• **Task instructions**
All the entries that follow must be written out again exactly.

(Excerpts from an interface dataset)
+ + + + +

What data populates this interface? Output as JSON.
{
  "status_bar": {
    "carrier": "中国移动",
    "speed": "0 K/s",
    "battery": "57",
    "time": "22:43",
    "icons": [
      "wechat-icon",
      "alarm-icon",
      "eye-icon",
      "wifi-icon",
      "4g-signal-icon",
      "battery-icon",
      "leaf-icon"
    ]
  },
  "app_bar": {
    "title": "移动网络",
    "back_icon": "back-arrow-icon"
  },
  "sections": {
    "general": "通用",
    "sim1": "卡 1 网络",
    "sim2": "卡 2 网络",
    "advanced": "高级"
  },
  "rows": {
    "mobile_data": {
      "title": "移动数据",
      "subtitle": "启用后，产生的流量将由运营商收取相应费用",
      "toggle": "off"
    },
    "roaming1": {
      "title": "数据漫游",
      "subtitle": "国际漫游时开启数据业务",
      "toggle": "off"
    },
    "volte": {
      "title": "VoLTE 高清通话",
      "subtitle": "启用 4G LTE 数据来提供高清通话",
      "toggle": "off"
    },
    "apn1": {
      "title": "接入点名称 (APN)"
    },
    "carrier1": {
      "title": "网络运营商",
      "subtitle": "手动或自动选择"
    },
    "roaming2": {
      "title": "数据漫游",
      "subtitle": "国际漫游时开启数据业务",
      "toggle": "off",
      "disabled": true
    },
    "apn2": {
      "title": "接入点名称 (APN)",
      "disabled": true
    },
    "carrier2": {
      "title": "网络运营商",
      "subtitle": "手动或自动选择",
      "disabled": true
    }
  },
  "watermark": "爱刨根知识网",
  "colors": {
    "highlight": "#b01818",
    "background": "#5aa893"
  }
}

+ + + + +

• **Answer for this exercise**
What data populates this interface? Output as JSON.
{
  "status_bar": {
    "carrier": "中国移动",
    "speed": "0 K/s",
    "battery": "57",
    "time": "22:43",
    "icons": [
      "wechat-icon",
      "alarm-icon",
      "eye-icon",
      "wifi-icon",
      "4g-signal-icon",
      "battery-icon",
      "leaf-icon"
    ]
  },
  "app_bar": {
    "title": "移动网络",
    "back_icon": "back-arrow-icon"
  },
  "sections": {
    "general": "通用",
    "sim1": "卡 1 网络",
    "sim2": "卡 2 网络",
    "advanced": "高级"
  },
  "rows": {
    "mobile_data": {
      "title": "移动数据",
      "subtitle": "启用后，产生的流量将由运营商收取相应费用",
      "toggle": "off"
    },
    "roaming1": {
      "title": "数据漫游",
      "subtitle": "国际漫游时开启数据业务",
      "toggle": "off"
    },
    "volte": {
      "title": "VoLTE 高清通话",
      "subtitle": "启用 4G LTE 数据来提供高清通话",
      "toggle": "off"
    },
    "apn1": {
      "title": "接入点名称 (APN)"
    },
    "carrier1": {
      "title": "网络运营商",
      "subtitle": "手动或自动选择"
    },
    "roaming2": {
      "title": "数据漫游",
      "subtitle": "国际漫游时开启数据业务",
      "toggle": "off",
      "disabled": true
    },
    "apn2": {
      "title": "接入点名称 (APN)",
      "disabled": true
    },
    "carrier2": {
      "title": "网络运营商",
      "subtitle": "手动或自动选择",
      "disabled": true
    }
  },
  "watermark": "爱刨根知识网",
  "colors": {
    "highlight": "#b01818",
    "background": "#5aa893"
  }
}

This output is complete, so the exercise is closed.